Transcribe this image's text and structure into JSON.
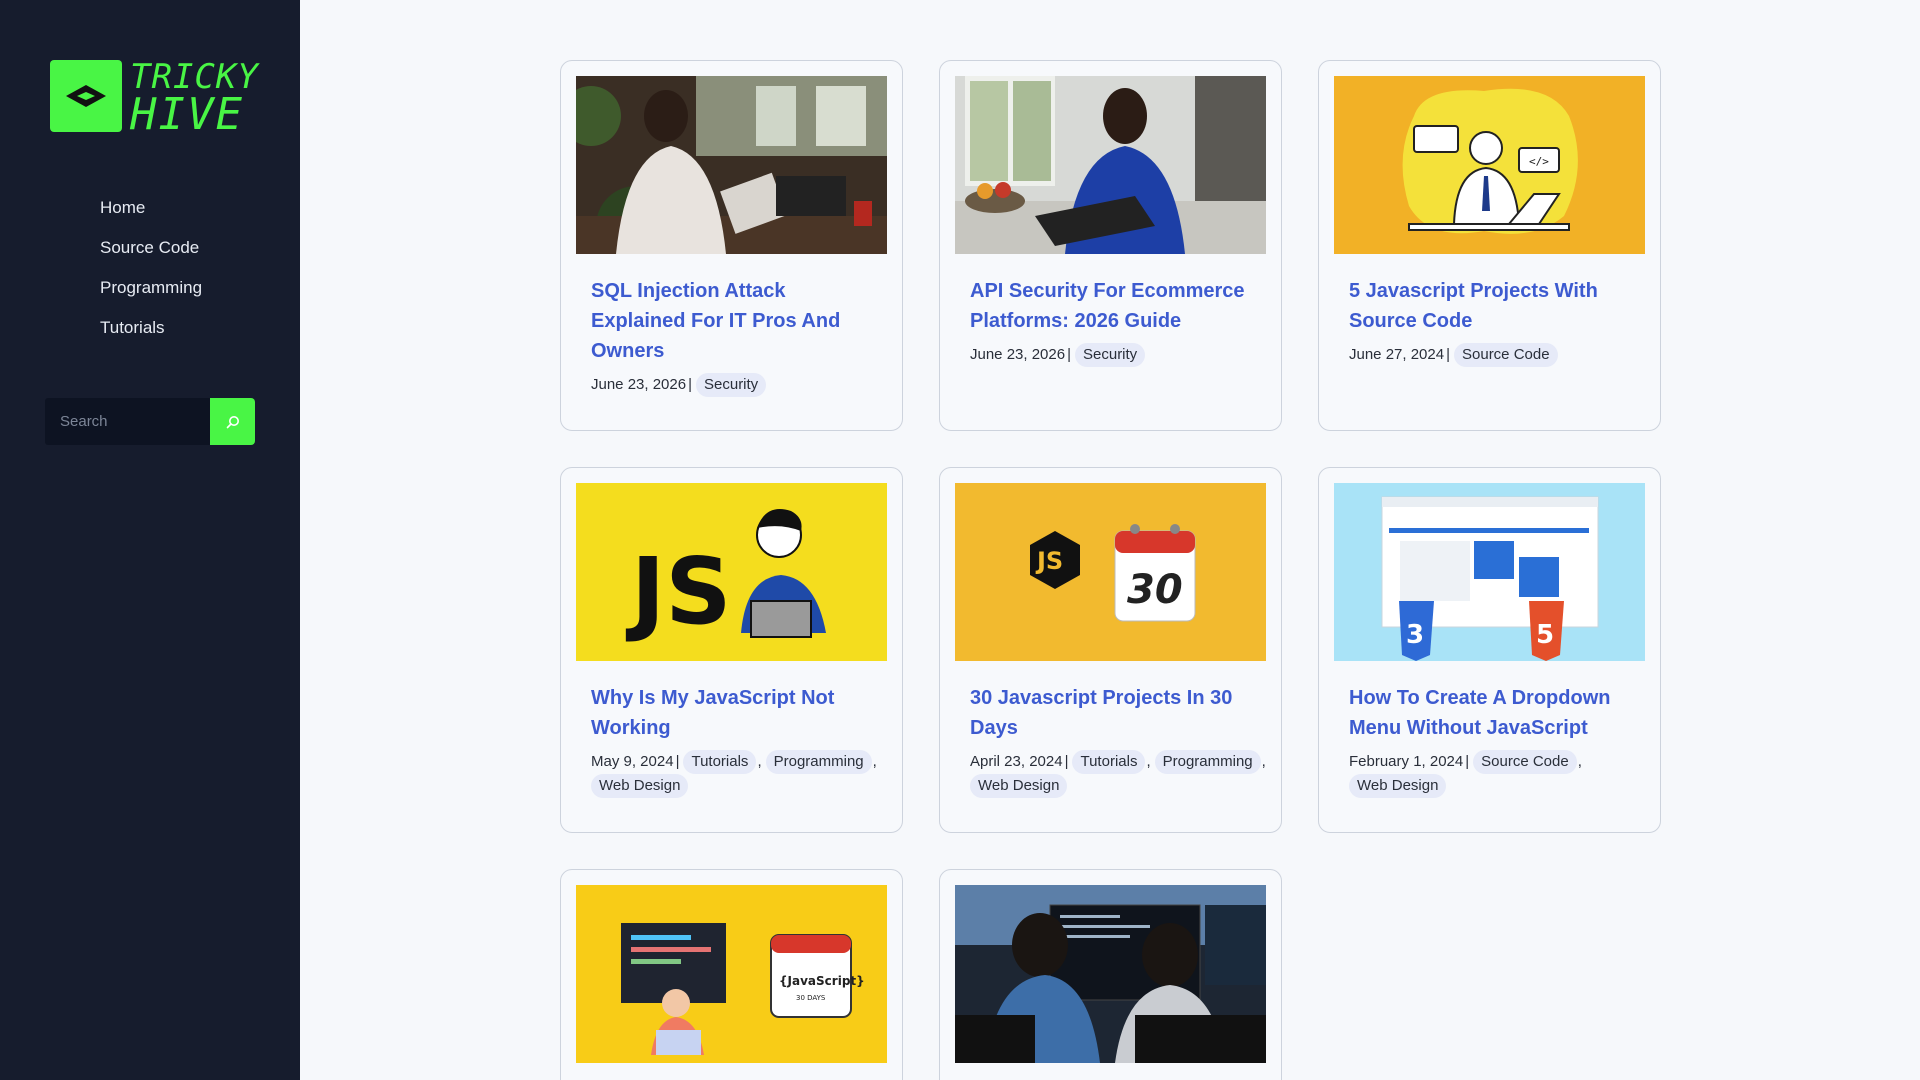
{
  "brand": {
    "line1": "TRICKY",
    "line2": "HIVE",
    "accent": "#49f545"
  },
  "nav": [
    "Home",
    "Source Code",
    "Programming",
    "Tutorials"
  ],
  "search": {
    "placeholder": "Search",
    "icon": "search-icon"
  },
  "posts": [
    {
      "title": "SQL Injection Attack Explained For IT Pros And Owners",
      "date": "June 23, 2026",
      "tags": [
        "Security"
      ],
      "image": "woman-reading-in-cafe"
    },
    {
      "title": "API Security For Ecommerce Platforms: 2026 Guide",
      "date": "June 23, 2026",
      "tags": [
        "Security"
      ],
      "image": "woman-on-laptop-kitchen"
    },
    {
      "title": "5 Javascript Projects With Source Code",
      "date": "June 27, 2024",
      "tags": [
        "Source Code"
      ],
      "image": "developer-illustration-yellow"
    },
    {
      "title": "Why Is My JavaScript Not Working",
      "date": "May 9, 2024",
      "tags": [
        "Tutorials",
        "Programming",
        "Web Design"
      ],
      "image": "js-confused-developer"
    },
    {
      "title": "30 Javascript Projects In 30 Days",
      "date": "April 23, 2024",
      "tags": [
        "Tutorials",
        "Programming",
        "Web Design"
      ],
      "image": "js-calendar-30"
    },
    {
      "title": "How To Create A Dropdown Menu Without JavaScript",
      "date": "February 1, 2024",
      "tags": [
        "Source Code",
        "Web Design"
      ],
      "image": "html-css-browser"
    },
    {
      "image": "javascript-30-days-illustration"
    },
    {
      "image": "two-developers-monitors"
    }
  ]
}
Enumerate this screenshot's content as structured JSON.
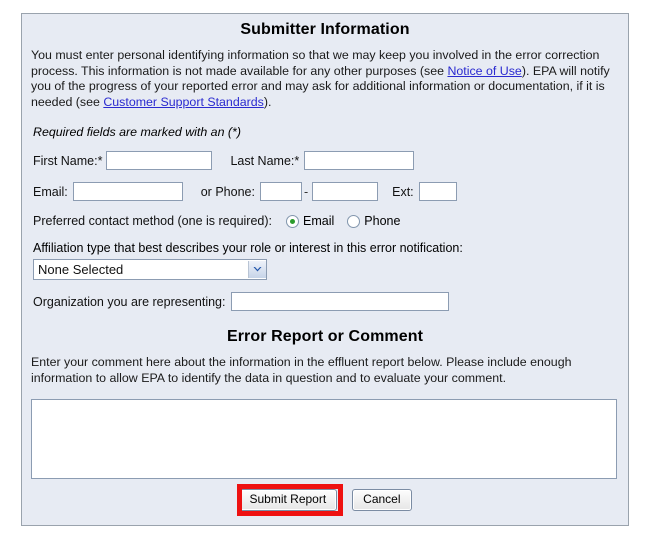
{
  "sections": {
    "submitter": {
      "title": "Submitter Information",
      "intro_part1": "You must enter personal identifying information so that we may keep you involved in the error correction process. This information is not made available for any other purposes (see ",
      "link_notice": "Notice of Use",
      "intro_part2": "). EPA will notify you of the progress of your reported error and may ask for additional information or documentation, if it is needed (see ",
      "link_support": "Customer Support Standards",
      "intro_part3": ").",
      "required_note": "Required fields are marked with an (*)"
    },
    "error_report": {
      "title": "Error Report or Comment",
      "instructions": "Enter your comment here about the information in the effluent report below. Please include enough information to allow EPA to identify the data in question and to evaluate your comment."
    }
  },
  "fields": {
    "first_name": {
      "label": "First Name:*",
      "value": "",
      "placeholder": ""
    },
    "last_name": {
      "label": "Last Name:*",
      "value": "",
      "placeholder": ""
    },
    "email": {
      "label": "Email:",
      "value": "",
      "placeholder": ""
    },
    "phone": {
      "label": "or Phone:",
      "area_value": "",
      "number_value": "",
      "separator": "-"
    },
    "ext": {
      "label": "Ext:",
      "value": ""
    },
    "organization": {
      "label": "Organization you are representing:",
      "value": "",
      "placeholder": ""
    },
    "comment": {
      "value": "",
      "placeholder": ""
    }
  },
  "contact_method": {
    "label": "Preferred contact method (one is required):",
    "options": [
      {
        "label": "Email",
        "selected": true
      },
      {
        "label": "Phone",
        "selected": false
      }
    ]
  },
  "affiliation": {
    "label": "Affiliation type that best describes your role or interest in this error notification:",
    "selected": "None Selected"
  },
  "buttons": {
    "submit": "Submit Report",
    "cancel": "Cancel"
  },
  "colors": {
    "panel_background": "#e7ebf3",
    "panel_border": "#9aa3ad",
    "link": "#2a2ad0",
    "highlight": "#ee1111",
    "radio_selected": "#2b9b2b",
    "input_border": "#8c9cb2"
  }
}
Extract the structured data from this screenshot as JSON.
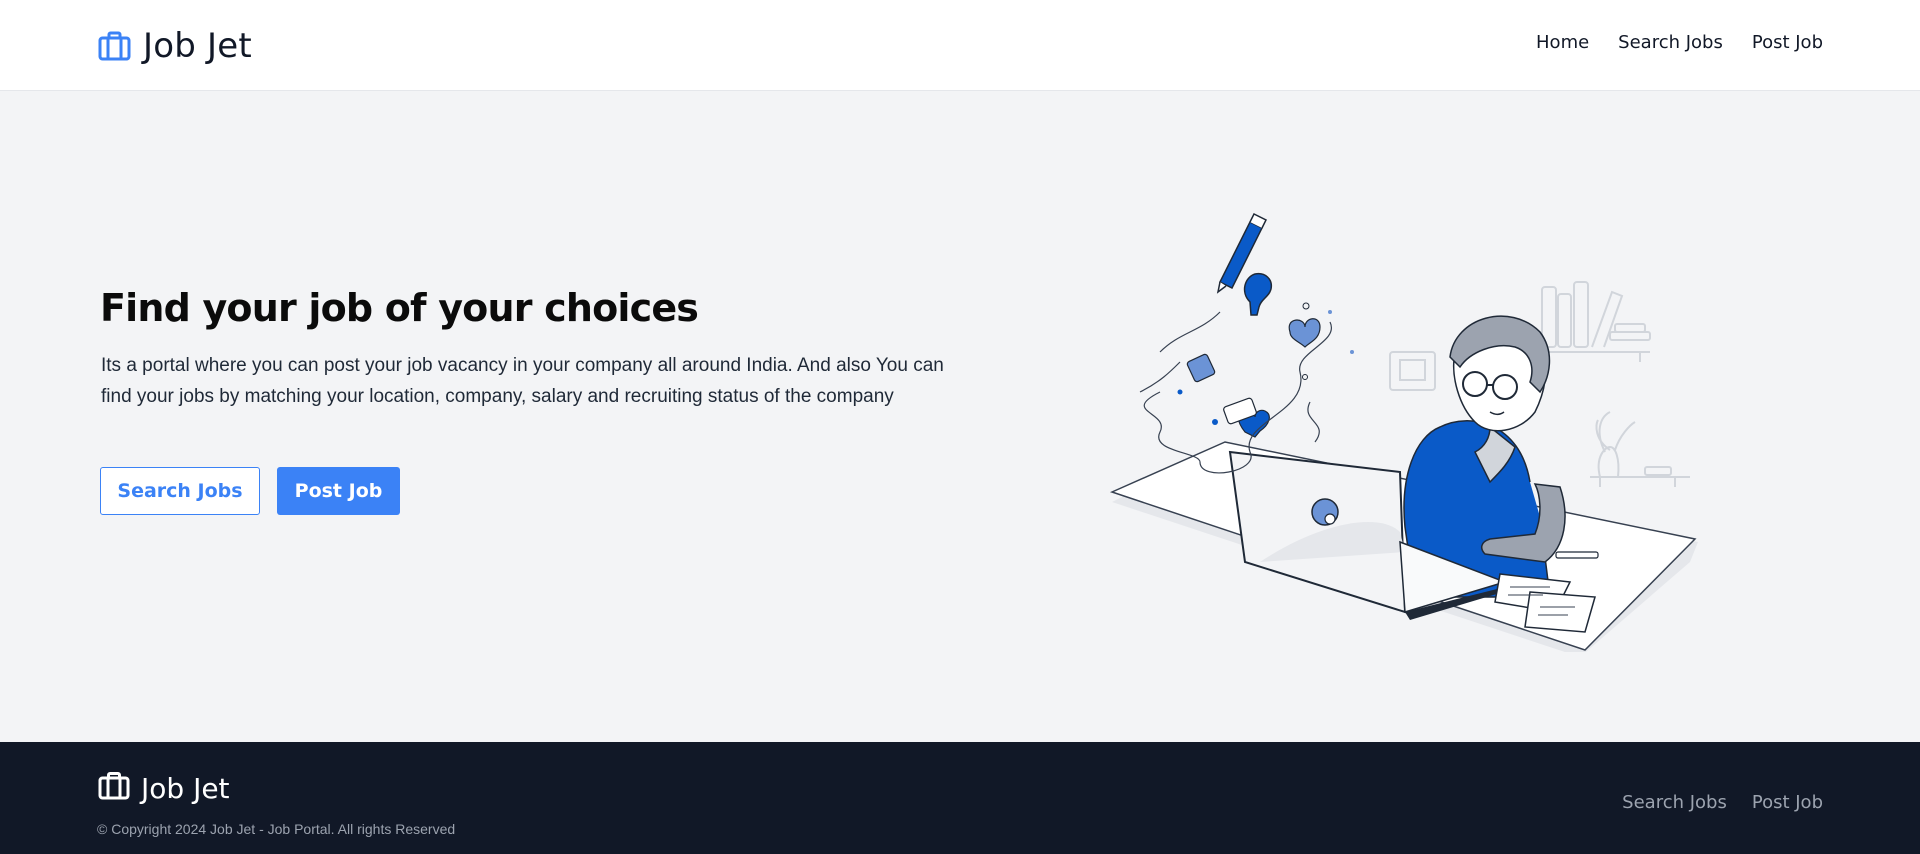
{
  "header": {
    "brand": "Job Jet",
    "brand_icon": "briefcase-icon",
    "nav": [
      "Home",
      "Search Jobs",
      "Post Job"
    ]
  },
  "hero": {
    "title": "Find your job of your choices",
    "description": "Its a portal where you can post your job vacancy in your company all around India. And also You can find your jobs by matching your location, company, salary and recruiting status of the company",
    "buttons": {
      "search_jobs": "Search Jobs",
      "post_job": "Post Job"
    }
  },
  "footer": {
    "brand": "Job Jet",
    "copyright": "© Copyright 2024 Job Jet - Job Portal. All rights Reserved",
    "links": [
      "Search Jobs",
      "Post Job"
    ]
  },
  "colors": {
    "accent": "#3b82f6",
    "illustration_blue": "#0a5ac8",
    "footer_bg": "#111827",
    "page_bg": "#f3f4f6"
  }
}
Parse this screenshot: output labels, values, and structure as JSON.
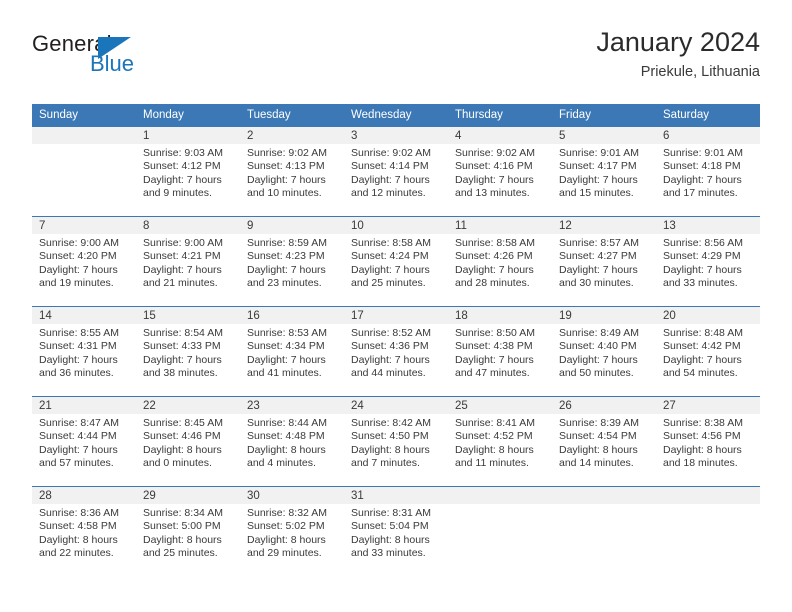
{
  "brand": {
    "name_part1": "General",
    "name_part2": "Blue",
    "triangle_icon": "blue-triangle-logo-mark",
    "accent_color": "#1b75bb"
  },
  "header": {
    "title": "January 2024",
    "subtitle": "Priekule, Lithuania"
  },
  "calendar": {
    "header_bg_color": "#3b78b5",
    "daynum_band_color": "#f1f1f1",
    "weekday_headers": [
      "Sunday",
      "Monday",
      "Tuesday",
      "Wednesday",
      "Thursday",
      "Friday",
      "Saturday"
    ],
    "weeks": [
      [
        {
          "day": "",
          "lines": []
        },
        {
          "day": "1",
          "lines": [
            "Sunrise: 9:03 AM",
            "Sunset: 4:12 PM",
            "Daylight: 7 hours",
            "and 9 minutes."
          ]
        },
        {
          "day": "2",
          "lines": [
            "Sunrise: 9:02 AM",
            "Sunset: 4:13 PM",
            "Daylight: 7 hours",
            "and 10 minutes."
          ]
        },
        {
          "day": "3",
          "lines": [
            "Sunrise: 9:02 AM",
            "Sunset: 4:14 PM",
            "Daylight: 7 hours",
            "and 12 minutes."
          ]
        },
        {
          "day": "4",
          "lines": [
            "Sunrise: 9:02 AM",
            "Sunset: 4:16 PM",
            "Daylight: 7 hours",
            "and 13 minutes."
          ]
        },
        {
          "day": "5",
          "lines": [
            "Sunrise: 9:01 AM",
            "Sunset: 4:17 PM",
            "Daylight: 7 hours",
            "and 15 minutes."
          ]
        },
        {
          "day": "6",
          "lines": [
            "Sunrise: 9:01 AM",
            "Sunset: 4:18 PM",
            "Daylight: 7 hours",
            "and 17 minutes."
          ]
        }
      ],
      [
        {
          "day": "7",
          "lines": [
            "Sunrise: 9:00 AM",
            "Sunset: 4:20 PM",
            "Daylight: 7 hours",
            "and 19 minutes."
          ]
        },
        {
          "day": "8",
          "lines": [
            "Sunrise: 9:00 AM",
            "Sunset: 4:21 PM",
            "Daylight: 7 hours",
            "and 21 minutes."
          ]
        },
        {
          "day": "9",
          "lines": [
            "Sunrise: 8:59 AM",
            "Sunset: 4:23 PM",
            "Daylight: 7 hours",
            "and 23 minutes."
          ]
        },
        {
          "day": "10",
          "lines": [
            "Sunrise: 8:58 AM",
            "Sunset: 4:24 PM",
            "Daylight: 7 hours",
            "and 25 minutes."
          ]
        },
        {
          "day": "11",
          "lines": [
            "Sunrise: 8:58 AM",
            "Sunset: 4:26 PM",
            "Daylight: 7 hours",
            "and 28 minutes."
          ]
        },
        {
          "day": "12",
          "lines": [
            "Sunrise: 8:57 AM",
            "Sunset: 4:27 PM",
            "Daylight: 7 hours",
            "and 30 minutes."
          ]
        },
        {
          "day": "13",
          "lines": [
            "Sunrise: 8:56 AM",
            "Sunset: 4:29 PM",
            "Daylight: 7 hours",
            "and 33 minutes."
          ]
        }
      ],
      [
        {
          "day": "14",
          "lines": [
            "Sunrise: 8:55 AM",
            "Sunset: 4:31 PM",
            "Daylight: 7 hours",
            "and 36 minutes."
          ]
        },
        {
          "day": "15",
          "lines": [
            "Sunrise: 8:54 AM",
            "Sunset: 4:33 PM",
            "Daylight: 7 hours",
            "and 38 minutes."
          ]
        },
        {
          "day": "16",
          "lines": [
            "Sunrise: 8:53 AM",
            "Sunset: 4:34 PM",
            "Daylight: 7 hours",
            "and 41 minutes."
          ]
        },
        {
          "day": "17",
          "lines": [
            "Sunrise: 8:52 AM",
            "Sunset: 4:36 PM",
            "Daylight: 7 hours",
            "and 44 minutes."
          ]
        },
        {
          "day": "18",
          "lines": [
            "Sunrise: 8:50 AM",
            "Sunset: 4:38 PM",
            "Daylight: 7 hours",
            "and 47 minutes."
          ]
        },
        {
          "day": "19",
          "lines": [
            "Sunrise: 8:49 AM",
            "Sunset: 4:40 PM",
            "Daylight: 7 hours",
            "and 50 minutes."
          ]
        },
        {
          "day": "20",
          "lines": [
            "Sunrise: 8:48 AM",
            "Sunset: 4:42 PM",
            "Daylight: 7 hours",
            "and 54 minutes."
          ]
        }
      ],
      [
        {
          "day": "21",
          "lines": [
            "Sunrise: 8:47 AM",
            "Sunset: 4:44 PM",
            "Daylight: 7 hours",
            "and 57 minutes."
          ]
        },
        {
          "day": "22",
          "lines": [
            "Sunrise: 8:45 AM",
            "Sunset: 4:46 PM",
            "Daylight: 8 hours",
            "and 0 minutes."
          ]
        },
        {
          "day": "23",
          "lines": [
            "Sunrise: 8:44 AM",
            "Sunset: 4:48 PM",
            "Daylight: 8 hours",
            "and 4 minutes."
          ]
        },
        {
          "day": "24",
          "lines": [
            "Sunrise: 8:42 AM",
            "Sunset: 4:50 PM",
            "Daylight: 8 hours",
            "and 7 minutes."
          ]
        },
        {
          "day": "25",
          "lines": [
            "Sunrise: 8:41 AM",
            "Sunset: 4:52 PM",
            "Daylight: 8 hours",
            "and 11 minutes."
          ]
        },
        {
          "day": "26",
          "lines": [
            "Sunrise: 8:39 AM",
            "Sunset: 4:54 PM",
            "Daylight: 8 hours",
            "and 14 minutes."
          ]
        },
        {
          "day": "27",
          "lines": [
            "Sunrise: 8:38 AM",
            "Sunset: 4:56 PM",
            "Daylight: 8 hours",
            "and 18 minutes."
          ]
        }
      ],
      [
        {
          "day": "28",
          "lines": [
            "Sunrise: 8:36 AM",
            "Sunset: 4:58 PM",
            "Daylight: 8 hours",
            "and 22 minutes."
          ]
        },
        {
          "day": "29",
          "lines": [
            "Sunrise: 8:34 AM",
            "Sunset: 5:00 PM",
            "Daylight: 8 hours",
            "and 25 minutes."
          ]
        },
        {
          "day": "30",
          "lines": [
            "Sunrise: 8:32 AM",
            "Sunset: 5:02 PM",
            "Daylight: 8 hours",
            "and 29 minutes."
          ]
        },
        {
          "day": "31",
          "lines": [
            "Sunrise: 8:31 AM",
            "Sunset: 5:04 PM",
            "Daylight: 8 hours",
            "and 33 minutes."
          ]
        },
        {
          "day": "",
          "lines": []
        },
        {
          "day": "",
          "lines": []
        },
        {
          "day": "",
          "lines": []
        }
      ]
    ]
  }
}
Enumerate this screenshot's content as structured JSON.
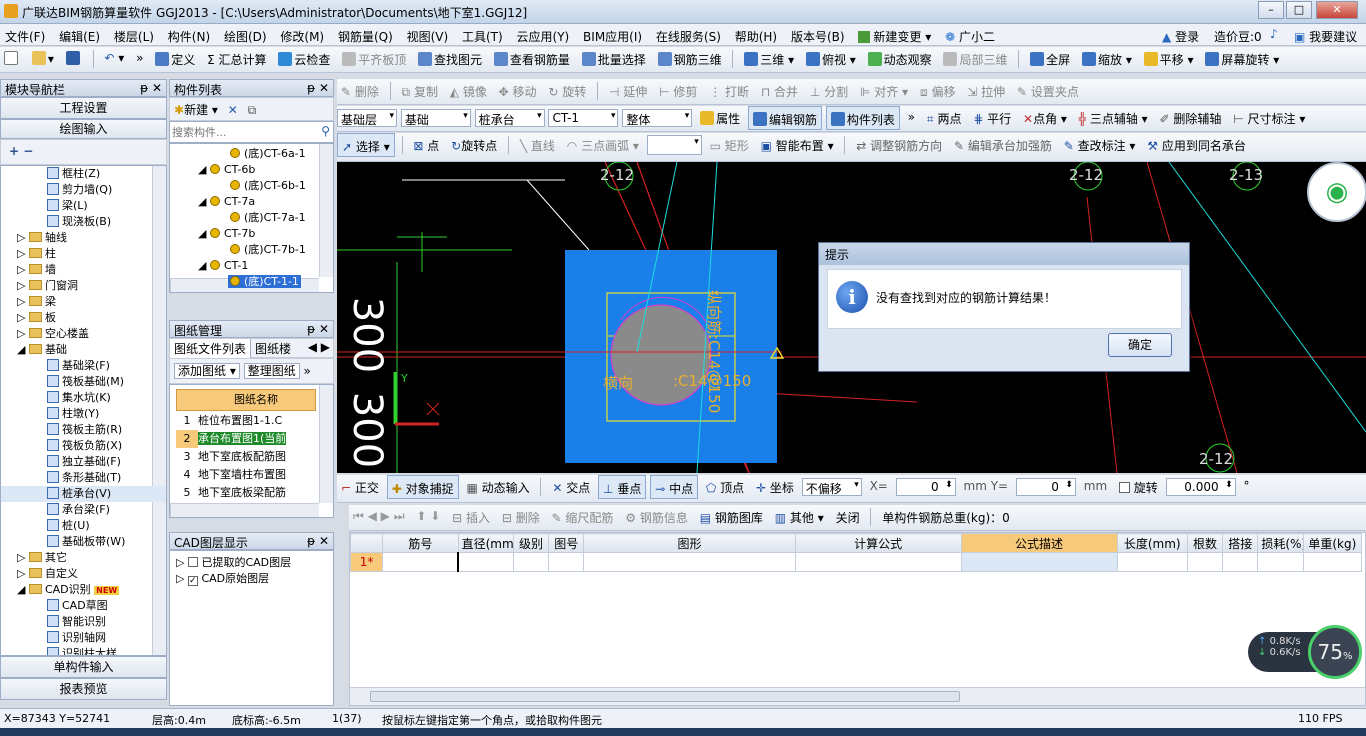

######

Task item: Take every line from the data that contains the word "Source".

Answer for this exercise:
    "Source Code",
      "title": "5 Javascript Projects With Source Code",
        "Source Code"
        "Source Code",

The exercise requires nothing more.